Posts Tagged ‘Halloween in New York City’

The spooky spider web windows on 57th Street

September 30, 2022

The scary season is upon us, and Halloween-loving New York City residents are decorating their front stoops, windows, and terraces with witches, skeletons, and spider webs. But one East Side apartment building flaunts cast-iron spider webs across its front windows all year long.

The spider web windows are at 340 East 57th Street, a 16-story vision of prewar elegance between First and Second Avenues. Look closely at the service door above: this web has a black spider sitting in it, waiting and watching. It looks particularly Halloween-like with the orangey glow from the inside light.

The building’s architect, Rosario Candela, was one of the legendary designers of Manhattan’s most exclusive residences in the 1920s. I’ve posted about this building before, and I still don’t know if he had a hand in creating those spider web window guards.

If so, I appreciate Candela’s sense of spooky playfulness. Also playful but not quite spooky: the whimsical seahorse reliefs below the second-story windows.

What Halloween looked like in 1970s New York

October 15, 2018

If you were a kid in the New York City of the 1970s, Halloween probably resembled this.

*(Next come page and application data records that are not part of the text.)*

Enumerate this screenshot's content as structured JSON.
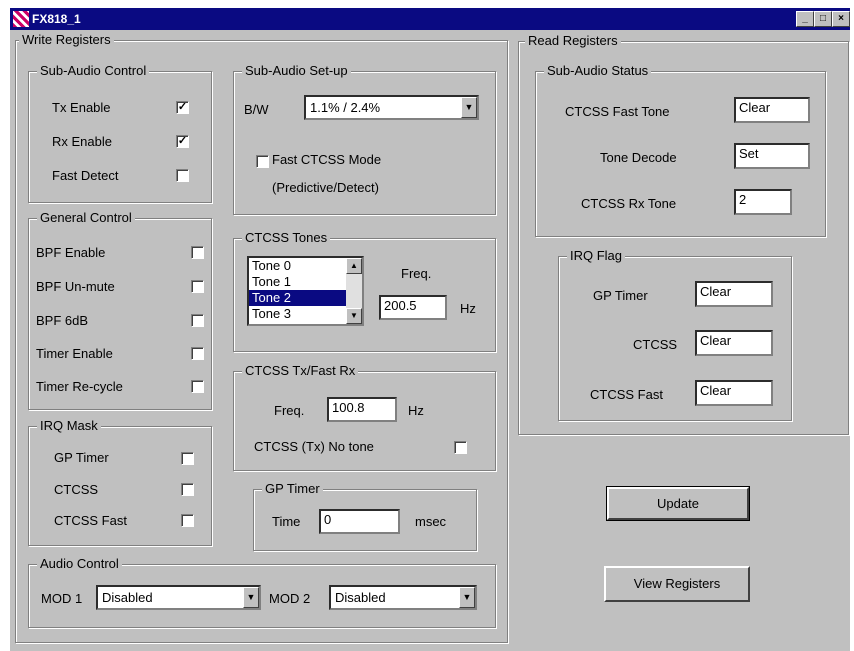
{
  "window": {
    "title": "FX818_1",
    "buttons": [
      "_",
      "□",
      "×"
    ]
  },
  "write_group": {
    "label": "Write Registers"
  },
  "sub_audio_control": {
    "label": "Sub-Audio Control",
    "tx_enable": {
      "label": "Tx Enable",
      "mark": "✓"
    },
    "rx_enable": {
      "label": "Rx Enable",
      "mark": "✓"
    },
    "fast_detect": {
      "label": "Fast Detect",
      "mark": ""
    }
  },
  "sub_audio_setup": {
    "label": "Sub-Audio Set-up",
    "bw_label": "B/W",
    "bw_value": "1.1% / 2.4%",
    "fast_ctcss_label": "Fast CTCSS Mode",
    "fast_ctcss_sub": "(Predictive/Detect)",
    "fast_ctcss_mark": ""
  },
  "general_control": {
    "label": "General Control",
    "items": [
      {
        "label": "BPF Enable",
        "mark": ""
      },
      {
        "label": "BPF Un-mute",
        "mark": ""
      },
      {
        "label": "BPF 6dB",
        "mark": ""
      },
      {
        "label": "Timer Enable",
        "mark": ""
      },
      {
        "label": "Timer Re-cycle",
        "mark": ""
      }
    ]
  },
  "ctcss_tones": {
    "label": "CTCSS Tones",
    "tones": [
      "Tone 0",
      "Tone 1",
      "Tone 2",
      "Tone 3"
    ],
    "selected": "Tone 2",
    "freq_label": "Freq.",
    "freq_value": "200.5",
    "unit": "Hz"
  },
  "ctcss_tx": {
    "label": "CTCSS Tx/Fast Rx",
    "freq_label": "Freq.",
    "freq_value": "100.8",
    "unit": "Hz",
    "no_tone_label": "CTCSS (Tx) No tone",
    "no_tone_mark": ""
  },
  "irq_mask": {
    "label": "IRQ Mask",
    "items": [
      {
        "label": "GP Timer",
        "mark": ""
      },
      {
        "label": "CTCSS",
        "mark": ""
      },
      {
        "label": "CTCSS Fast",
        "mark": ""
      }
    ]
  },
  "gp_timer": {
    "label": "GP Timer",
    "time_label": "Time",
    "time_value": "0",
    "unit": "msec"
  },
  "audio_control": {
    "label": "Audio Control",
    "mod1_label": "MOD 1",
    "mod1_value": "Disabled",
    "mod2_label": "MOD 2",
    "mod2_value": "Disabled"
  },
  "read_group": {
    "label": "Read Registers"
  },
  "sub_audio_status": {
    "label": "Sub-Audio Status",
    "fast_tone_label": "CTCSS Fast Tone",
    "fast_tone_value": "Clear",
    "tone_decode_label": "Tone Decode",
    "tone_decode_value": "Set",
    "rx_tone_label": "CTCSS Rx Tone",
    "rx_tone_value": "2"
  },
  "irq_flag": {
    "label": "IRQ Flag",
    "gp_timer_label": "GP Timer",
    "gp_timer_value": "Clear",
    "ctcss_label": "CTCSS",
    "ctcss_value": "Clear",
    "ctcss_fast_label": "CTCSS Fast",
    "ctcss_fast_value": "Clear"
  },
  "buttons": {
    "update": "Update",
    "view_registers": "View Registers"
  },
  "icons": {
    "dropdown": "▼",
    "scroll_up": "▲",
    "scroll_down": "▼"
  }
}
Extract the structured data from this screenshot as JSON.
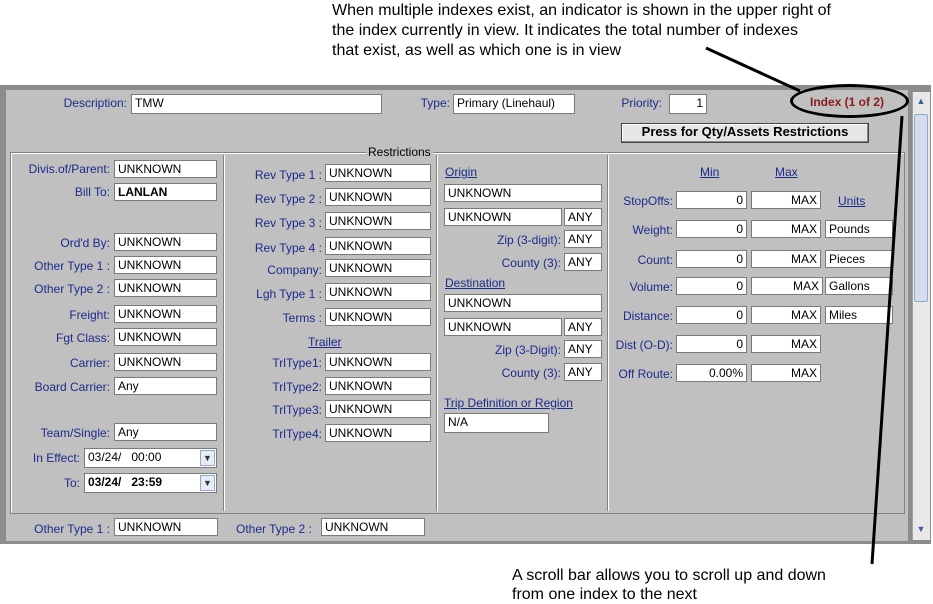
{
  "annotations": {
    "top": [
      "When multiple indexes exist, an indicator is shown in the upper right of",
      "the index currently in view. It indicates the total number of indexes",
      "that exist, as well as which one is in view"
    ],
    "bottom": [
      "A scroll bar allows you to scroll up and down",
      "from one index to the next"
    ]
  },
  "header": {
    "description_label": "Description:",
    "description_value": "TMW",
    "type_label": "Type:",
    "type_value": "Primary (Linehaul)",
    "priority_label": "Priority:",
    "priority_value": "1",
    "index_indicator": "Index (1 of 2)",
    "qty_button": "Press for Qty/Assets Restrictions"
  },
  "restrictions_title": "Restrictions",
  "col1": [
    {
      "label": "Divis.of/Parent:",
      "value": "UNKNOWN"
    },
    {
      "label": "Bill To:",
      "value": "LANLAN"
    },
    {
      "label": "Ord'd By:",
      "value": "UNKNOWN"
    },
    {
      "label": "Other Type 1 :",
      "value": "UNKNOWN"
    },
    {
      "label": "Other Type 2 :",
      "value": "UNKNOWN"
    },
    {
      "label": "Freight:",
      "value": "UNKNOWN"
    },
    {
      "label": "Fgt Class:",
      "value": "UNKNOWN"
    },
    {
      "label": "Carrier:",
      "value": "UNKNOWN"
    },
    {
      "label": "Board Carrier:",
      "value": "Any"
    },
    {
      "label": "Team/Single:",
      "value": "Any"
    },
    {
      "label": "In Effect:",
      "value": "03/24/   00:00"
    },
    {
      "label": "To:",
      "value": "03/24/   23:59"
    }
  ],
  "col2": [
    {
      "label": "Rev Type 1 :",
      "value": "UNKNOWN"
    },
    {
      "label": "Rev Type 2 :",
      "value": "UNKNOWN"
    },
    {
      "label": "Rev Type 3 :",
      "value": "UNKNOWN"
    },
    {
      "label": "Rev Type 4 :",
      "value": "UNKNOWN"
    },
    {
      "label": "Company:",
      "value": "UNKNOWN"
    },
    {
      "label": "Lgh Type 1 :",
      "value": "UNKNOWN"
    },
    {
      "label": "Terms :",
      "value": "UNKNOWN"
    },
    {
      "label": "Trailer",
      "value": ""
    },
    {
      "label": "TrlType1:",
      "value": "UNKNOWN"
    },
    {
      "label": "TrlType2:",
      "value": "UNKNOWN"
    },
    {
      "label": "TrlType3:",
      "value": "UNKNOWN"
    },
    {
      "label": "TrlType4:",
      "value": "UNKNOWN"
    }
  ],
  "col3": {
    "origin_label": "Origin",
    "origin_value": "UNKNOWN",
    "origin_value2": "UNKNOWN",
    "origin_any": "ANY",
    "origin_zip_label": "Zip (3-digit):",
    "origin_zip": "ANY",
    "origin_county_label": "County (3):",
    "origin_county": "ANY",
    "dest_label": "Destination",
    "dest_value": "UNKNOWN",
    "dest_value2": "UNKNOWN",
    "dest_any": "ANY",
    "dest_zip_label": "Zip (3-Digit):",
    "dest_zip": "ANY",
    "dest_county_label": "County (3):",
    "dest_county": "ANY",
    "trip_label": "Trip Definition or Region",
    "trip_value": "N/A"
  },
  "col4": {
    "min_label": "Min",
    "max_label": "Max",
    "units_label": "Units",
    "rows": [
      {
        "label": "StopOffs:",
        "min": "0",
        "max": "MAX",
        "unit": ""
      },
      {
        "label": "Weight:",
        "min": "0",
        "max": "MAX",
        "unit": "Pounds"
      },
      {
        "label": "Count:",
        "min": "0",
        "max": "MAX",
        "unit": "Pieces"
      },
      {
        "label": "Volume:",
        "min": "0",
        "max": "MAX",
        "unit": "Gallons"
      },
      {
        "label": "Distance:",
        "min": "0",
        "max": "MAX",
        "unit": "Miles"
      },
      {
        "label": "Dist (O-D):",
        "min": "0",
        "max": "MAX",
        "unit": ""
      },
      {
        "label": "Off Route:",
        "min": "0.00%",
        "max": "MAX",
        "unit": ""
      }
    ]
  },
  "footer": {
    "other1_label": "Other Type 1 :",
    "other1_value": "UNKNOWN",
    "other2_label": "Other Type 2 :",
    "other2_value": "UNKNOWN"
  },
  "colors": {
    "indicator": "#8b1a1a",
    "label": "#1c2a8c",
    "panel": "#c0c0c0"
  },
  "icons": [
    "scroll-up-icon",
    "scroll-down-icon",
    "dropdown-arrow-icon"
  ]
}
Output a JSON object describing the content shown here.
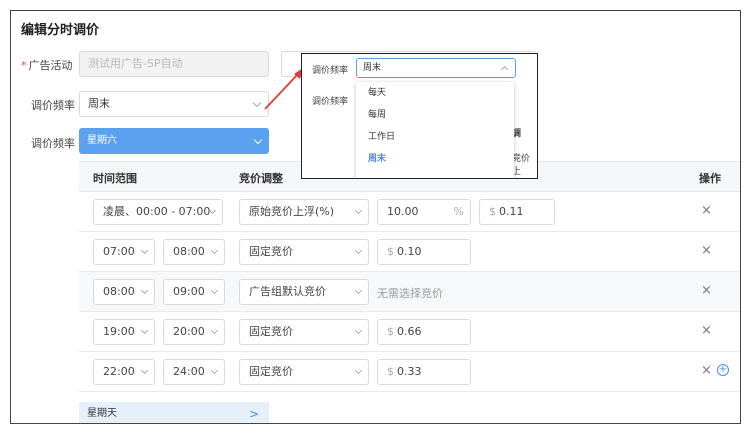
{
  "title": "编辑分时调价",
  "form": {
    "campaign_label": "广告活动",
    "campaign_required_mark": "*",
    "campaign_value": "测试用广告-SP自动",
    "freq_label": "调价频率",
    "freq_value": "周末",
    "day_label": "调价频率",
    "day_value": "星期六"
  },
  "table": {
    "headers": {
      "time": "时间范围",
      "bid": "竞价调整",
      "ops": "操作"
    },
    "rows": [
      {
        "start": "凌晨、00:00 - 07:00",
        "end": "",
        "type": "原始竞价上浮(%)",
        "percent": "10.00",
        "percent_unit": "%",
        "currency": "$",
        "amount": "0.11",
        "note": ""
      },
      {
        "start": "07:00",
        "end": "08:00",
        "type": "固定竞价",
        "percent": "",
        "percent_unit": "",
        "currency": "$",
        "amount": "0.10",
        "note": ""
      },
      {
        "start": "08:00",
        "end": "09:00",
        "type": "广告组默认竞价",
        "percent": "",
        "percent_unit": "",
        "currency": "",
        "amount": "",
        "note": "无需选择竞价"
      },
      {
        "start": "19:00",
        "end": "20:00",
        "type": "固定竞价",
        "percent": "",
        "percent_unit": "",
        "currency": "$",
        "amount": "0.66",
        "note": ""
      },
      {
        "start": "22:00",
        "end": "24:00",
        "type": "固定竞价",
        "percent": "",
        "percent_unit": "",
        "currency": "$",
        "amount": "0.33",
        "note": ""
      }
    ],
    "delete_glyph": "×",
    "add_glyph": "+"
  },
  "sunday_bar": {
    "label": "星期天",
    "arrow": ">"
  },
  "callout": {
    "label1": "调价频率",
    "select_value": "周末",
    "label2": "调价频率",
    "options": [
      "每天",
      "每周",
      "工作日",
      "周末"
    ],
    "active_option": "周末",
    "peek_header": "调",
    "peek_cell": "竞价上"
  },
  "colors": {
    "accent": "#5aa2ef",
    "link": "#4a90e2",
    "required": "#f04848",
    "arrow": "#e03a3a"
  },
  "icons": {
    "delete": "close-icon",
    "add": "plus-circle-icon",
    "dropdown": "chevron-down-icon",
    "dropdown_open": "chevron-up-icon"
  }
}
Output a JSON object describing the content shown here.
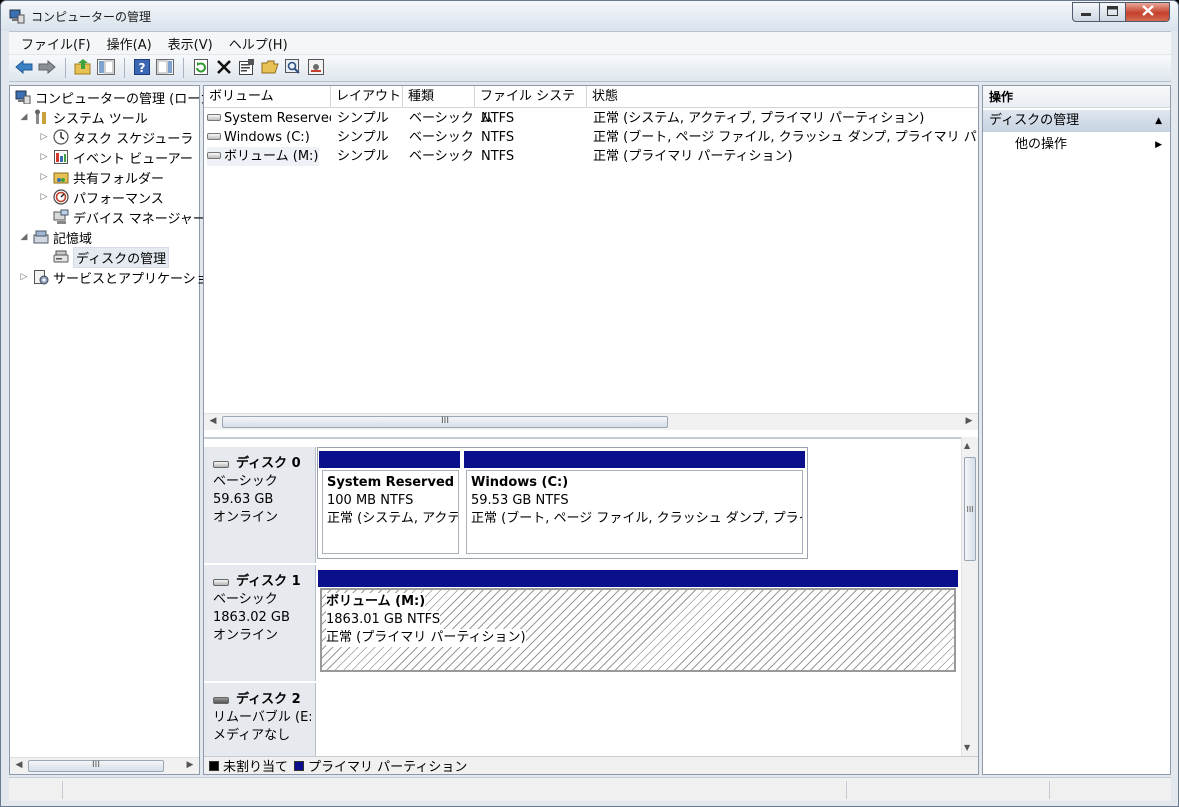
{
  "window": {
    "title": "コンピューターの管理"
  },
  "menubar": [
    {
      "label": "ファイル(F)"
    },
    {
      "label": "操作(A)"
    },
    {
      "label": "表示(V)"
    },
    {
      "label": "ヘルプ(H)"
    }
  ],
  "toolbar": [
    "back-icon",
    "forward-icon",
    "up-folder-icon",
    "show-hide-tree-icon",
    "help-icon",
    "show-hide-action-pane-icon",
    "refresh-icon",
    "delete-icon",
    "properties-icon",
    "open-folder-icon",
    "search-icon",
    "settings-icon"
  ],
  "tree": {
    "root": "コンピューターの管理 (ローカ",
    "system_tools": "システム ツール",
    "task_scheduler": "タスク スケジューラ",
    "event_viewer": "イベント ビューアー",
    "shared_folders": "共有フォルダー",
    "performance": "パフォーマンス",
    "device_manager": "デバイス マネージャー",
    "storage": "記憶域",
    "disk_management": "ディスクの管理",
    "services": "サービスとアプリケーショ",
    "scroll_thumb": "III"
  },
  "volume_list": {
    "columns": [
      "ボリューム",
      "レイアウト",
      "種類",
      "ファイル システム",
      "状態"
    ],
    "rows": [
      {
        "volume": "System Reserved",
        "layout": "シンプル",
        "type": "ベーシック",
        "fs": "NTFS",
        "status": "正常 (システム, アクティブ, プライマリ パーティション)"
      },
      {
        "volume": "Windows (C:)",
        "layout": "シンプル",
        "type": "ベーシック",
        "fs": "NTFS",
        "status": "正常 (ブート, ページ ファイル, クラッシュ ダンプ, プライマリ パーティ"
      },
      {
        "volume": "ボリューム (M:)",
        "layout": "シンプル",
        "type": "ベーシック",
        "fs": "NTFS",
        "status": "正常 (プライマリ パーティション)"
      }
    ],
    "scroll_thumb": "III"
  },
  "disks": [
    {
      "name": "ディスク 0",
      "type": "ベーシック",
      "size": "59.63 GB",
      "state": "オンライン",
      "partitions": [
        {
          "name": "System Reserved",
          "size": "100 MB NTFS",
          "status": "正常 (システム, アクテ"
        },
        {
          "name": "Windows  (C:)",
          "size": "59.53 GB NTFS",
          "status": "正常 (ブート, ページ ファイル, クラッシュ ダンプ, プライマ"
        }
      ]
    },
    {
      "name": "ディスク 1",
      "type": "ベーシック",
      "size": "1863.02 GB",
      "state": "オンライン",
      "partitions": [
        {
          "name": "ボリューム  (M:)",
          "size": "1863.01 GB NTFS",
          "status": "正常 (プライマリ パーティション)"
        }
      ]
    },
    {
      "name": "ディスク 2",
      "type": "リムーバブル (E:)",
      "size": "",
      "state": "メディアなし"
    }
  ],
  "graph_scroll_thumb": "III",
  "legend": [
    {
      "label": "未割り当て",
      "color": "#000000"
    },
    {
      "label": "プライマリ パーティション",
      "color": "#0a0f8c"
    }
  ],
  "actions": {
    "header": "操作",
    "section": "ディスクの管理",
    "item": "他の操作"
  }
}
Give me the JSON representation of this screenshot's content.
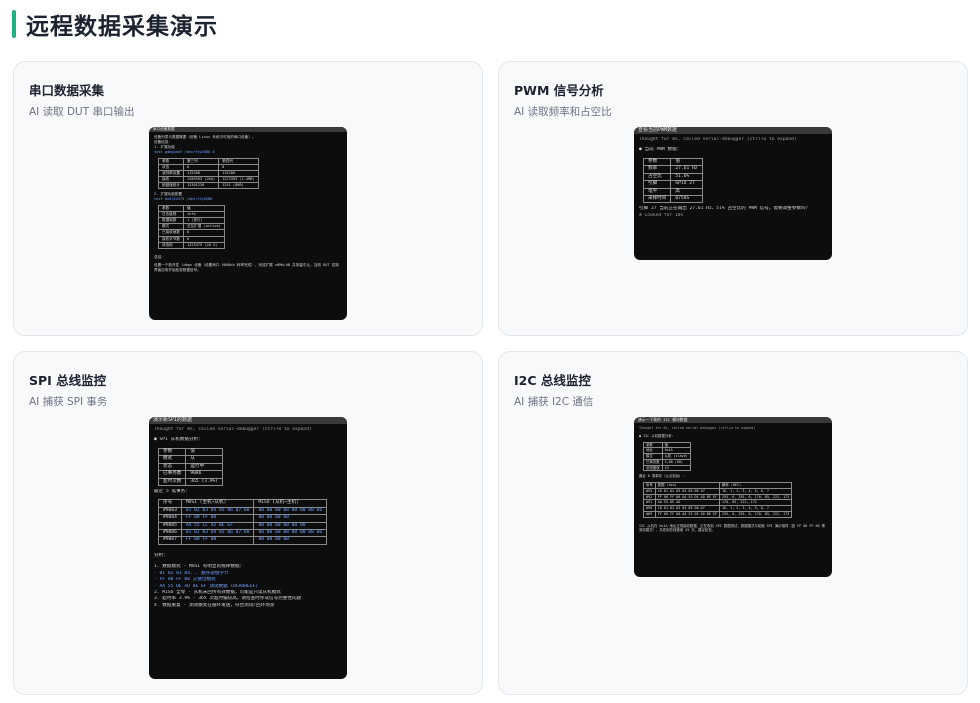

Your mom or dad bought you your costume in a store, and it came with a mask held to your head by a rubber band.

Maybe you were the Bionic Woman, or a character from Planet of the Apes, or someone from Star Wars. Or you dressed up as a more classic Halloween character, like Batman or Cinderella or a witch or a skeleton.

You didn’t go to the Halloween parade in Greenwich Village because you had never heard of it. You went trick or treating in your building or on your block after school, and most likely, no adult went with you.

Afterward, your parents probably took some of your candy stash because they didn’t want you to go crazy and eat it all at once. But you did get to eat it, slowly, over the next week or two.

Even though this was the bad old New York of the 1970s, no one was too worried about Halloween candy contaminated with poison or razor blades.

If you were born too early or too late to experience Halloween 1970s style, you can get a sense of it through some wonderful photos taken that decade by street photographer Larry Racioppo.

Racioppo’s Halloween images are available for viewing via the New York Public Library’s Digital Collection. A few examples are in this post.

I’m not sure where we are in the city, though the photo at right shows a war memorial that appears to be put up by the 12th Street block association…though it’s hard to read.

These black and whites capture a moment in time when many parts of New York were rundown and neglected. But that couldn’t stop kids from savoring the thrill of dressing up on Halloween.

Racioppo’s work captures other scenes of New York, and he even put out a book of his Halloween photos in 1980, available on Amazon as well as through his own site.

All photos © Larry Racioppo

This little witch sends her Halloween greetings

October 28, 2016

She doesn’t seem very scary, and even the black cat looks like a softie. And wishing jolly good fortune?

jollyhalloweencardnypl

This early 20th century postcard doesn’t reflect the ghosts-and-goblins Halloween sensibility we’re used to today. No tricks, no treats, no costume, no spells.

But the church steeples make me think this little witch is flying her broom over Brooklyn’s starry skies (the city of churches, you know), making this an appropriate image for anyone ready to enjoy an urban Halloween.

[NYPL Digital Collection]

Central Park’s Halloween carnival, 1936

October 14, 2009

As advertised on this nifty poster, designed and printed by the Works Progress Administration. 

I couldn’t find anything on the skating carnival slated for October 31st. But a New York Times blurb that ran in the October 30th edition of the paper advertised a Halloween costume contest on the Mall, to be held that night.

Halloweenrollerskateposter

“Prizes will be awarded for the funniest boy’s costume, prettiest girl’s costume, most unusual costumes and the most appropriate costumes,” the item reads.

Strange that they don’t mention scariest costume. Sounds like the city was trying to provide some wholesome fun for kids who would otherwise be tempted to pull the usual pranks and mischief that make Halloween such a thrilling holiday when you’re young.